Prompt :: Copy every line of the entries that has the string "Language" in it.

━━━━

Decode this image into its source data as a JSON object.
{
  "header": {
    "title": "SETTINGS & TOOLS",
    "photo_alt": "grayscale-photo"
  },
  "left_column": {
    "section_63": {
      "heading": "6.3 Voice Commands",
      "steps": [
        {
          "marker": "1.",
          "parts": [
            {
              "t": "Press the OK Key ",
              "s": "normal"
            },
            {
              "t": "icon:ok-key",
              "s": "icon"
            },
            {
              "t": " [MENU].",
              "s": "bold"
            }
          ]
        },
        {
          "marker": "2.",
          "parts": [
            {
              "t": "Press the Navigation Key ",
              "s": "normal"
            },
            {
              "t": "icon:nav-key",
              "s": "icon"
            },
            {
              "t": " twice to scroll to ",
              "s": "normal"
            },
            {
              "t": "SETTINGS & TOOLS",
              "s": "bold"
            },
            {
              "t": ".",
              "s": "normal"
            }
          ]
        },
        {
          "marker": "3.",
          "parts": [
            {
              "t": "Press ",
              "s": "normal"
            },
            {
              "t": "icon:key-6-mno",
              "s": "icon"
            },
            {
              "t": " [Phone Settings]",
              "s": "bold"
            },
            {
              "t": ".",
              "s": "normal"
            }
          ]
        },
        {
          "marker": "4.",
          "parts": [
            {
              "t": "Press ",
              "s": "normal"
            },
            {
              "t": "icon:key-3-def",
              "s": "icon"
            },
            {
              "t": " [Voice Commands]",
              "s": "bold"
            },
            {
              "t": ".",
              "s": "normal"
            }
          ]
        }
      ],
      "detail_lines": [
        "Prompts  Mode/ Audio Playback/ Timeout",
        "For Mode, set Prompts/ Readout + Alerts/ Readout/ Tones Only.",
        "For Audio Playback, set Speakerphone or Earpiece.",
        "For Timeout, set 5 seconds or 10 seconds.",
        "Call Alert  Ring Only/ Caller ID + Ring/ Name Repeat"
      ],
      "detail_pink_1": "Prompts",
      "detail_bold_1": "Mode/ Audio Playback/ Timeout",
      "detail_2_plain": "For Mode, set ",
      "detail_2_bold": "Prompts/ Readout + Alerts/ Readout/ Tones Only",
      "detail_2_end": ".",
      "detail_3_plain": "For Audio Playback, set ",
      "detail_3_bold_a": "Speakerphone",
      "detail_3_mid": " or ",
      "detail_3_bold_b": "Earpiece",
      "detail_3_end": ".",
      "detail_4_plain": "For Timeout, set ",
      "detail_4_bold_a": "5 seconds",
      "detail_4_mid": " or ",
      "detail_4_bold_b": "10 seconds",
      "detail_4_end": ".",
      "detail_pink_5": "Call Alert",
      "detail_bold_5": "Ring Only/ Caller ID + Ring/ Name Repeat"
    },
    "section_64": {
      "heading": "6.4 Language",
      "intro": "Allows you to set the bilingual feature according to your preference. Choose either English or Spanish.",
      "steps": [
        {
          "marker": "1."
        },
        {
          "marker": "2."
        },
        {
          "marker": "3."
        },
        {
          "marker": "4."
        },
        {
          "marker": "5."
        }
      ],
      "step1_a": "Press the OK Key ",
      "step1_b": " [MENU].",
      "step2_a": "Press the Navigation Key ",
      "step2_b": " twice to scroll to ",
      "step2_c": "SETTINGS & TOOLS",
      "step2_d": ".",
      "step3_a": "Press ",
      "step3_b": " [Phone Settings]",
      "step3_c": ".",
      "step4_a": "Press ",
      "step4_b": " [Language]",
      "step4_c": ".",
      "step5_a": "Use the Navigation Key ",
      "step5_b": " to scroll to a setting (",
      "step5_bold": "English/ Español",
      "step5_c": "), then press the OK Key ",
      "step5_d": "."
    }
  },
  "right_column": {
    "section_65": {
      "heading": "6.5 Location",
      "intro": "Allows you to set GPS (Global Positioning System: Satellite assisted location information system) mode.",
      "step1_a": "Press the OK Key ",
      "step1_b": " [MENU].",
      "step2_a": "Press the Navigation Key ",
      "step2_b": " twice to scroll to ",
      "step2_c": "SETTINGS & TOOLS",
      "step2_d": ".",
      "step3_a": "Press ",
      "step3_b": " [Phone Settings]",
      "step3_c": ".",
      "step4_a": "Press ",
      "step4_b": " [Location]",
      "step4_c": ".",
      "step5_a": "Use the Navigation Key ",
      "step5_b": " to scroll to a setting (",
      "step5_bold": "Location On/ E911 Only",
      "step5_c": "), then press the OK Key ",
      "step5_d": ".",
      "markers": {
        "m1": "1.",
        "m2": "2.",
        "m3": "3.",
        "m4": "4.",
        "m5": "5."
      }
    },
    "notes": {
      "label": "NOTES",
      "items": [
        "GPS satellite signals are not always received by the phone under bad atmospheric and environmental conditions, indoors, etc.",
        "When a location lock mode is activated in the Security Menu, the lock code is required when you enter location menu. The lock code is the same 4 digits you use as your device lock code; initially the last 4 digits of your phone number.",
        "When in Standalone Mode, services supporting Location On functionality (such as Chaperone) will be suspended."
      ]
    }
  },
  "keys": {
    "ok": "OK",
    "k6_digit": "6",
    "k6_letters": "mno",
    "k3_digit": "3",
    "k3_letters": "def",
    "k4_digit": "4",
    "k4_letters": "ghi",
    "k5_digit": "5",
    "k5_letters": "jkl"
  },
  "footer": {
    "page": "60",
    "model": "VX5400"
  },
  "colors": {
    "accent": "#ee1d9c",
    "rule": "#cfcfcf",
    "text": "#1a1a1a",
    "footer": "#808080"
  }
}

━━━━

Solution for this problem ::
      "heading": "6.4 Language",
      "step4_b": " [Language]",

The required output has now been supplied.